A harbor such as Boot Key is a microcosm of society in general. Although a common love of boats and the water is prevalent in all its residents, there is still the occasional individual or couple who reside at the fringe of the bell curve. Quite by accident the nudists were stumbled upon one bright sunny day. Life on the water is a little different than life in the typical neighborhood. One of the differences is much more freedom to indulge one's appetites. On the occasion of discovery, the couple exhibited zero inhibitions, waving to all passersby. We later learned that they have been residents of the harbor for years and none of the locals pay any attention to them. We certainly accepted that at face value. The operator of the water taxi, who for $3.00 per head will take you anywhere in the harbor, stated that he deliberately cruises by the nudists or avoids them depending upon the age and general attitude of his passengers. After all, one must think of repeat business. Normally, we are eager to introduce ourselves to new acquaintances, and ready as I was, my crew unanimously vetoed any possible engagement. I haven't given up yet and when a suitable opportunity arises, I shall present my card, as any gentleman would. Personal cards are becoming quite common among boaters. The cards usually have the name of the boat, sometimes a picture, the names of the crew, telephone, and or email numbers and if the crew are HAMs, their call signs. It's a very nice way to exchange essential information with new acquaintances without appearing to be pushy. So far we haven't collected very many cards, but we hope more and more boaters use them. For one thing, it is nice to be able to look up pertinent facts if a boat is seen again in a different location.

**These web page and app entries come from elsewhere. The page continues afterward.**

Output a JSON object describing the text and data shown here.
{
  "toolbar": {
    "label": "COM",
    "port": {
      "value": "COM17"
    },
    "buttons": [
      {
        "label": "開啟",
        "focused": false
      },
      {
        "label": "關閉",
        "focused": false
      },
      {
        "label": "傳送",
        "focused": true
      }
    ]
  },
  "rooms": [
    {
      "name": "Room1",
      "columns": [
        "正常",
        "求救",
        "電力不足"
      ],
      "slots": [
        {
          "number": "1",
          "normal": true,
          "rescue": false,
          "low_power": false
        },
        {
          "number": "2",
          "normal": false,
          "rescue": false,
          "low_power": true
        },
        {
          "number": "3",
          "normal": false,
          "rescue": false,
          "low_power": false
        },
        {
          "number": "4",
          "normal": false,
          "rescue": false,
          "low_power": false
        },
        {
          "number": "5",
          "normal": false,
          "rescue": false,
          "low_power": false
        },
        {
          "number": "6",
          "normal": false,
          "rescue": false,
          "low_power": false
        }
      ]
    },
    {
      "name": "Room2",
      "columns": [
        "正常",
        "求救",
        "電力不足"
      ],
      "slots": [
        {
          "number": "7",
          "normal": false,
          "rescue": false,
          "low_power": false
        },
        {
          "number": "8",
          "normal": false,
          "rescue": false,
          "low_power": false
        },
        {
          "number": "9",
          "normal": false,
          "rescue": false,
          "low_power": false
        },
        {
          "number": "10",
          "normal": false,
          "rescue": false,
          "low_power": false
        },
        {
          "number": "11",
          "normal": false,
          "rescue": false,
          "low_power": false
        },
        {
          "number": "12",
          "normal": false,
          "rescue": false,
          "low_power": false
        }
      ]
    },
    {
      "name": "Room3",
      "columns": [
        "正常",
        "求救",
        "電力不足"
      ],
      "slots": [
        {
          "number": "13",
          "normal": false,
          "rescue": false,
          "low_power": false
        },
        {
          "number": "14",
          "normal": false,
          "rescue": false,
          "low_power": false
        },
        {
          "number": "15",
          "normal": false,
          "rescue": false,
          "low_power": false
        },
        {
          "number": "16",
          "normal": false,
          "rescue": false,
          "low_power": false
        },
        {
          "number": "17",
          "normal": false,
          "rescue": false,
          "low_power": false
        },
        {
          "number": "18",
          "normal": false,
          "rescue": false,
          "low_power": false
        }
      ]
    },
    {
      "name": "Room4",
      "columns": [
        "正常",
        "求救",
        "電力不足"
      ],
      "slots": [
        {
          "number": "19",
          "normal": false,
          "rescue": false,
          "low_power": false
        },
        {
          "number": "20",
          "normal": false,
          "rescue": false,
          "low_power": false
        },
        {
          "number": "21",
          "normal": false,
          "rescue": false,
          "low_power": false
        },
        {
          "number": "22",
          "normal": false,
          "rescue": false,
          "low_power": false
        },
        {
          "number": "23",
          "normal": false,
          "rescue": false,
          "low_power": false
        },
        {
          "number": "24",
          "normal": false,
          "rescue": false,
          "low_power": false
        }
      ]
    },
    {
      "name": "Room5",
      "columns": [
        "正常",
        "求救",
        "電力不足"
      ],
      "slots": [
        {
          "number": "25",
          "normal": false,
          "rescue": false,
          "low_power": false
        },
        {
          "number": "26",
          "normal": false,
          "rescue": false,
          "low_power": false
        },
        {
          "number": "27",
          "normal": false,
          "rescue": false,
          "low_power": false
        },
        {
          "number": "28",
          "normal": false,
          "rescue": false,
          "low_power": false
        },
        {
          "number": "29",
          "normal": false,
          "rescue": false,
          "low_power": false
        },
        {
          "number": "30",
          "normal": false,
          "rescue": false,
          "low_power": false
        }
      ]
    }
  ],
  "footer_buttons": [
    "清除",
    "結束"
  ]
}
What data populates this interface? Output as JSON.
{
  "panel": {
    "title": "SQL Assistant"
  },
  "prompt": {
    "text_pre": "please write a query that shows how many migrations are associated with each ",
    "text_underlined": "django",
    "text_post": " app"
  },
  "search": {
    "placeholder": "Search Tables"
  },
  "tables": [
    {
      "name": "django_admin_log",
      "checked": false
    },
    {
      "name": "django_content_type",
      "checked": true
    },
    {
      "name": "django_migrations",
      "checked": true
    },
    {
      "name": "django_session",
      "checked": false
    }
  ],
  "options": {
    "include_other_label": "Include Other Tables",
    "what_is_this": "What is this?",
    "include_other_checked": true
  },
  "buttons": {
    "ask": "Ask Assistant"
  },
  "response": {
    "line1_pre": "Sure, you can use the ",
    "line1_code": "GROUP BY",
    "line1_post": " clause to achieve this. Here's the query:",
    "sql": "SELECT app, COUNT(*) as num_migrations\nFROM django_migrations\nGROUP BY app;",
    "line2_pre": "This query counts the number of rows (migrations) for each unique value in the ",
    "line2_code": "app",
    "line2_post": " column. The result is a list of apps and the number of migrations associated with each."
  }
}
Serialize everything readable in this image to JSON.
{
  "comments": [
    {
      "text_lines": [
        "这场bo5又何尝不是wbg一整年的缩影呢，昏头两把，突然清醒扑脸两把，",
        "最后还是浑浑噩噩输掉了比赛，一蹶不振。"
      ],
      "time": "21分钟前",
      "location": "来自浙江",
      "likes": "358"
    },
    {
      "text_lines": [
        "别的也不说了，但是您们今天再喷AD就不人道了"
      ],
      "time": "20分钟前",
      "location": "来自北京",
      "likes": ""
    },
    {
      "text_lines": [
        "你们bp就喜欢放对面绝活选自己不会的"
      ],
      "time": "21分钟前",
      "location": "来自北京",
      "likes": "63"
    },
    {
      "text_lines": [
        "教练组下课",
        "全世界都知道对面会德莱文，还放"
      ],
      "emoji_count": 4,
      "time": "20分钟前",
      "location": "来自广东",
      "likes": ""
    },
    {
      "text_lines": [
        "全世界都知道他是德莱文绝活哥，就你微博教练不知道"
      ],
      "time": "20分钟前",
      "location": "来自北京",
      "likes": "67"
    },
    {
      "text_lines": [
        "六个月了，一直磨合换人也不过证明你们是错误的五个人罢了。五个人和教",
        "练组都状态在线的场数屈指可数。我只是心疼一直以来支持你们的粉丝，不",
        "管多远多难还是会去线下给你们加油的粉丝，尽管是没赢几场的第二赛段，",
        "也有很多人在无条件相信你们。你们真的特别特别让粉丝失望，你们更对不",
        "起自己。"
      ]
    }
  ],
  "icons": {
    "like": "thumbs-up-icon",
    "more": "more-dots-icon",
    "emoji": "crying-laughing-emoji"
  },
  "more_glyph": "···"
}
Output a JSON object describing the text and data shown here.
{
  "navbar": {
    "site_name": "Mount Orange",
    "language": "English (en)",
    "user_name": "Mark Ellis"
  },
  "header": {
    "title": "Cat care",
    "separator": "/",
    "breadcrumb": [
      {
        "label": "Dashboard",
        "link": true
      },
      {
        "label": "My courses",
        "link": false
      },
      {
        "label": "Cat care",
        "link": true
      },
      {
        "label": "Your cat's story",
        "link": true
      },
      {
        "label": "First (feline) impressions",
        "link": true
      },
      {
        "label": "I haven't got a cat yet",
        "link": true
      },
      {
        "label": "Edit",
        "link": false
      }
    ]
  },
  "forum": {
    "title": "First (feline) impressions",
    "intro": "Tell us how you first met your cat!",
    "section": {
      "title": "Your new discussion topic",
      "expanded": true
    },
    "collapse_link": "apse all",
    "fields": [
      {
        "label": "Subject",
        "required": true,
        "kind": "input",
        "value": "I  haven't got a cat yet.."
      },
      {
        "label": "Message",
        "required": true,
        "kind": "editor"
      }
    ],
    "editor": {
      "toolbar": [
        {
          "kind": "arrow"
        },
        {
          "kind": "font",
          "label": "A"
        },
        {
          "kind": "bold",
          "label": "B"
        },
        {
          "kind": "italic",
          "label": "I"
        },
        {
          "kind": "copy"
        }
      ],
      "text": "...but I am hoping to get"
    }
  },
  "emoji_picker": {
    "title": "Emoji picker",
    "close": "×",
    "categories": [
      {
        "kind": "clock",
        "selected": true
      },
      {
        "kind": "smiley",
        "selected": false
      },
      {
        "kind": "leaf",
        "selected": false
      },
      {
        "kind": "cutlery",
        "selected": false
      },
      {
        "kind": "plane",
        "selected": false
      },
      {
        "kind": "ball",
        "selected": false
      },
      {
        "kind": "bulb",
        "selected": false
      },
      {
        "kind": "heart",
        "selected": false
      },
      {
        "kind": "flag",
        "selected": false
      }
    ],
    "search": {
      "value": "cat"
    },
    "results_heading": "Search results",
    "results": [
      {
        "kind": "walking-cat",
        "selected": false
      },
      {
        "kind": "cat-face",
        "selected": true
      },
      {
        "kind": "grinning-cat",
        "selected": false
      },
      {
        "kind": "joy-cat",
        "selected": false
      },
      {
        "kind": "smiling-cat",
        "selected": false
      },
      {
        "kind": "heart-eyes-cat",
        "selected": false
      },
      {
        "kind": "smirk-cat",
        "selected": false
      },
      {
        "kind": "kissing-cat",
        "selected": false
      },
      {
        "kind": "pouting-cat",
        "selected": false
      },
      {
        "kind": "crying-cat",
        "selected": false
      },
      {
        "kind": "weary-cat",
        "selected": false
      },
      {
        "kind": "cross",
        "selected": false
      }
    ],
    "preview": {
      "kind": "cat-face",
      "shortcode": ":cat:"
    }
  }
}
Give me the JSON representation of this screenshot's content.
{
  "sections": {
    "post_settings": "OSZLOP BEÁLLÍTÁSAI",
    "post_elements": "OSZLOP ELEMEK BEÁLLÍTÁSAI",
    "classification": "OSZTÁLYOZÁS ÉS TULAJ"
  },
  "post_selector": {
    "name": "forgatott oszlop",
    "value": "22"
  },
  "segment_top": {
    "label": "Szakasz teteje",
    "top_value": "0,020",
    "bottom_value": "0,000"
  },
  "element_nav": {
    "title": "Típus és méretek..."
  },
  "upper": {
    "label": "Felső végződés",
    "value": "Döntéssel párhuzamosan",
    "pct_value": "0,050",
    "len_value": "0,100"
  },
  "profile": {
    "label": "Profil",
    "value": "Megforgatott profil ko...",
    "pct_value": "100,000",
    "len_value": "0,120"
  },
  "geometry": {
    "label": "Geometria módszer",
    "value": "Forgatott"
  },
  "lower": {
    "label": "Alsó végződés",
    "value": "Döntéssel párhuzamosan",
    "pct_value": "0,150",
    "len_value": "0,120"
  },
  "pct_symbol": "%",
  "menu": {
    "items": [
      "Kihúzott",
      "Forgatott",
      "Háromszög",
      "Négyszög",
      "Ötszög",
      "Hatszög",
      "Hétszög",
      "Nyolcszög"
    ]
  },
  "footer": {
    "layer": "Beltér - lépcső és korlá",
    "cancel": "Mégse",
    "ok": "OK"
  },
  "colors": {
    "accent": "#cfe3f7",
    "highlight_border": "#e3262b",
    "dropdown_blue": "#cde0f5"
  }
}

As an almost suitable consolation to exchanging cards with the nudists,
we had a potluck supper on our boat with some fellow nearby boaters.
Some of the travels and tales they related were most interesting. One
couple had built their own boat over a seven-year period and had lived
aboard for seven years. Their boat was wood and was junk rigged, which
is a Chinese type sail arrangement, not a statement on the condition of
their boat. They were semi-retired and worked only occasionally to
replenish their traveling fund. The other couple had been retired for a
number of years and had sailed across the Atlantic twice, as well as many
trips around the Caribbean. Learning from other sailors is a real joy. Most
are well experienced and some are also master craftsmen, some being
experts at engine maintenance or rigging or radio operation. Self-sufficiency
is a highly respected ability among boaters.its time to close this chapter
and get on with planning our next destination, which we are sure, will be fun
and interesting with lots of new things to talk about. Stay tuned.